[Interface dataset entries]

=== Section Start ===

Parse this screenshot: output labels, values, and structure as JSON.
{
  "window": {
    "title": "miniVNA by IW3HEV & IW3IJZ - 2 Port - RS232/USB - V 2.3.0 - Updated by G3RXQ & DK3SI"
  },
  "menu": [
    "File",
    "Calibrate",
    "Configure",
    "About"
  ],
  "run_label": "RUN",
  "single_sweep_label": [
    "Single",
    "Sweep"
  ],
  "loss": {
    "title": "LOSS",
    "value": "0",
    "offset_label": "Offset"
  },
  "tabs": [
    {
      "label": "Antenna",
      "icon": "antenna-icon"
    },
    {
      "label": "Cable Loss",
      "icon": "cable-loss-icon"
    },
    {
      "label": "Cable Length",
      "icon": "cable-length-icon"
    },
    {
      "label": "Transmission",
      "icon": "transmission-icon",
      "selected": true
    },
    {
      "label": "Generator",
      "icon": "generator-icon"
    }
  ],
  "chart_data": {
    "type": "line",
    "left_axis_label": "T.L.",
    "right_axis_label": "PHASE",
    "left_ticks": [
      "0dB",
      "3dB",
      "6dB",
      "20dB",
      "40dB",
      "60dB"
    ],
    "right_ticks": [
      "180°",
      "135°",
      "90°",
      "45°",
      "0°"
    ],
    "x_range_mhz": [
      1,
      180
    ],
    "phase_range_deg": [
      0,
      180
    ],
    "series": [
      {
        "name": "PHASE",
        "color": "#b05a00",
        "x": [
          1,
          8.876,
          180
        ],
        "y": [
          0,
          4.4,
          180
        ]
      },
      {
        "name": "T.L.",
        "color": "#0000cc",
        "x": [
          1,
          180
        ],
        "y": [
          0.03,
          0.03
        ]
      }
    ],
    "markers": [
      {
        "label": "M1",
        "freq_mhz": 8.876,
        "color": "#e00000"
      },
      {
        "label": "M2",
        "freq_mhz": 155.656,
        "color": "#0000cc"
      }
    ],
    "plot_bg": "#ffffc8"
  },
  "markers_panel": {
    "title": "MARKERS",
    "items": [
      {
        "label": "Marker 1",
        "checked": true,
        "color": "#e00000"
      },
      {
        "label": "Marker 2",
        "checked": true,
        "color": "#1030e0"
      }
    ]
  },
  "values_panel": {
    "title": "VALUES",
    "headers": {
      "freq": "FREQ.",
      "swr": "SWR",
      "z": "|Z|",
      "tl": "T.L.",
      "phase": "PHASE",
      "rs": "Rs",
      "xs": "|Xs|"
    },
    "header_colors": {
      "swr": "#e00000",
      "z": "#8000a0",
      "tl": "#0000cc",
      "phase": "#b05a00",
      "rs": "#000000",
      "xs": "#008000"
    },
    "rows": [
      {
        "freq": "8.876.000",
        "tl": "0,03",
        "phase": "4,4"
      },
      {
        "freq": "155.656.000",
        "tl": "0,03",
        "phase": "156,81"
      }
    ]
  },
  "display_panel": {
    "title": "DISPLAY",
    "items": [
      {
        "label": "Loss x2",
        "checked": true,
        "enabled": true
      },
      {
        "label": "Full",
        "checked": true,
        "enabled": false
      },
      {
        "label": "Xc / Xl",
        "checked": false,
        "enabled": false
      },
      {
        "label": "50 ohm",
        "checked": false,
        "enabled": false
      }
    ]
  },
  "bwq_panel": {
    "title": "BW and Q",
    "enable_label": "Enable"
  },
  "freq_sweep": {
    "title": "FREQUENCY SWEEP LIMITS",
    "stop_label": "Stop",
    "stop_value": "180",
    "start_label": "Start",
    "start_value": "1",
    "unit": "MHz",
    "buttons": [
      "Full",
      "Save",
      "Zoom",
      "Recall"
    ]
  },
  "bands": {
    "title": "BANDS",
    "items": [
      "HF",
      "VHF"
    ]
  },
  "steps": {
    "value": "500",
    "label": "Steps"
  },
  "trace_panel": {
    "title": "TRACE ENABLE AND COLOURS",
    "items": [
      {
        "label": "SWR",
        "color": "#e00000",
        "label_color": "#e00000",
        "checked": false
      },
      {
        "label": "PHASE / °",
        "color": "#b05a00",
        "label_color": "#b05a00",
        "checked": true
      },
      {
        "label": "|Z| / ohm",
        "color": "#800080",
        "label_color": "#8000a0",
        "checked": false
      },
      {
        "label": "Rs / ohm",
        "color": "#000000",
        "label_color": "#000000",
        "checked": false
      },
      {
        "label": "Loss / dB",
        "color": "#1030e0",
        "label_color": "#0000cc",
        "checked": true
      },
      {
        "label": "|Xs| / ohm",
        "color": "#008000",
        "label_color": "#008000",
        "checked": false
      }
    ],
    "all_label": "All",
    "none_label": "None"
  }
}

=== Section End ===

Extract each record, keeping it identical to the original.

Parse this screenshot: output labels, values, and structure as JSON.
{
  "window": {
    "title": "miniVNA by IW3HEV & IW3IJZ - 2 Port - RS232/USB - V 2.3.0 - Updated by G3RXQ & DK3SI"
  },
  "menu": [
    "File",
    "Calibrate",
    "Configure",
    "About"
  ],
  "run_label": "RUN",
  "single_sweep_label": [
    "Single",
    "Sweep"
  ],
  "loss": {
    "title": "LOSS",
    "value": "0",
    "offset_label": "Offset"
  },
  "tabs": [
    {
      "label": "Antenna",
      "icon": "antenna-icon"
    },
    {
      "label": "Cable Loss",
      "icon": "cable-loss-icon"
    },
    {
      "label": "Cable Length",
      "icon": "cable-length-icon"
    },
    {
      "label": "Transmission",
      "icon": "transmission-icon",
      "selected": true
    },
    {
      "label": "Generator",
      "icon": "generator-icon"
    }
  ],
  "chart_data": {
    "type": "line",
    "left_axis_label": "T.L.",
    "right_axis_label": "PHASE",
    "left_ticks": [
      "0dB",
      "3dB",
      "6dB",
      "20dB",
      "40dB",
      "60dB"
    ],
    "right_ticks": [
      "180°",
      "135°",
      "90°",
      "45°",
      "0°"
    ],
    "x_range_mhz": [
      1,
      180
    ],
    "phase_range_deg": [
      0,
      180
    ],
    "series": [
      {
        "name": "PHASE",
        "color": "#b05a00",
        "x": [
          1,
          8.876,
          180
        ],
        "y": [
          0,
          4.4,
          180
        ]
      },
      {
        "name": "T.L.",
        "color": "#0000cc",
        "x": [
          1,
          180
        ],
        "y": [
          0.03,
          0.03
        ]
      }
    ],
    "markers": [
      {
        "label": "M1",
        "freq_mhz": 8.876,
        "color": "#e00000"
      },
      {
        "label": "M2",
        "freq_mhz": 155.656,
        "color": "#0000cc"
      }
    ],
    "plot_bg": "#ffffc8"
  },
  "markers_panel": {
    "title": "MARKERS",
    "items": [
      {
        "label": "Marker 1",
        "checked": true,
        "color": "#e00000"
      },
      {
        "label": "Marker 2",
        "checked": true,
        "color": "#1030e0"
      }
    ]
  },
  "values_panel": {
    "title": "VALUES",
    "headers": {
      "freq": "FREQ.",
      "swr": "SWR",
      "z": "|Z|",
      "tl": "T.L.",
      "phase": "PHASE",
      "rs": "Rs",
      "xs": "|Xs|"
    },
    "header_colors": {
      "swr": "#e00000",
      "z": "#8000a0",
      "tl": "#0000cc",
      "phase": "#b05a00",
      "rs": "#000000",
      "xs": "#008000"
    },
    "rows": [
      {
        "freq": "8.876.000",
        "tl": "0,03",
        "phase": "4,4"
      },
      {
        "freq": "155.656.000",
        "tl": "0,03",
        "phase": "156,81"
      }
    ]
  },
  "display_panel": {
    "title": "DISPLAY",
    "items": [
      {
        "label": "Loss x2",
        "checked": true,
        "enabled": true
      },
      {
        "label": "Full",
        "checked": true,
        "enabled": false
      },
      {
        "label": "Xc / Xl",
        "checked": false,
        "enabled": false
      },
      {
        "label": "50 ohm",
        "checked": false,
        "enabled": false
      }
    ]
  },
  "bwq_panel": {
    "title": "BW and Q",
    "enable_label": "Enable"
  },
  "freq_sweep": {
    "title": "FREQUENCY SWEEP LIMITS",
    "stop_label": "Stop",
    "stop_value": "180",
    "start_label": "Start",
    "start_value": "1",
    "unit": "MHz",
    "buttons": [
      "Full",
      "Save",
      "Zoom",
      "Recall"
    ]
  },
  "bands": {
    "title": "BANDS",
    "items": [
      "HF",
      "VHF"
    ]
  },
  "steps": {
    "value": "500",
    "label": "Steps"
  },
  "trace_panel": {
    "title": "TRACE ENABLE AND COLOURS",
    "items": [
      {
        "label": "SWR",
        "color": "#e00000",
        "label_color": "#e00000",
        "checked": false
      },
      {
        "label": "PHASE / °",
        "color": "#b05a00",
        "label_color": "#b05a00",
        "checked": true
      },
      {
        "label": "|Z| / ohm",
        "color": "#800080",
        "label_color": "#8000a0",
        "checked": false
      },
      {
        "label": "Rs / ohm",
        "color": "#000000",
        "label_color": "#000000",
        "checked": false
      },
      {
        "label": "Loss / dB",
        "color": "#1030e0",
        "label_color": "#0000cc",
        "checked": true
      },
      {
        "label": "|Xs| / ohm",
        "color": "#008000",
        "label_color": "#008000",
        "checked": false
      }
    ],
    "all_label": "All",
    "none_label": "None"
  }
}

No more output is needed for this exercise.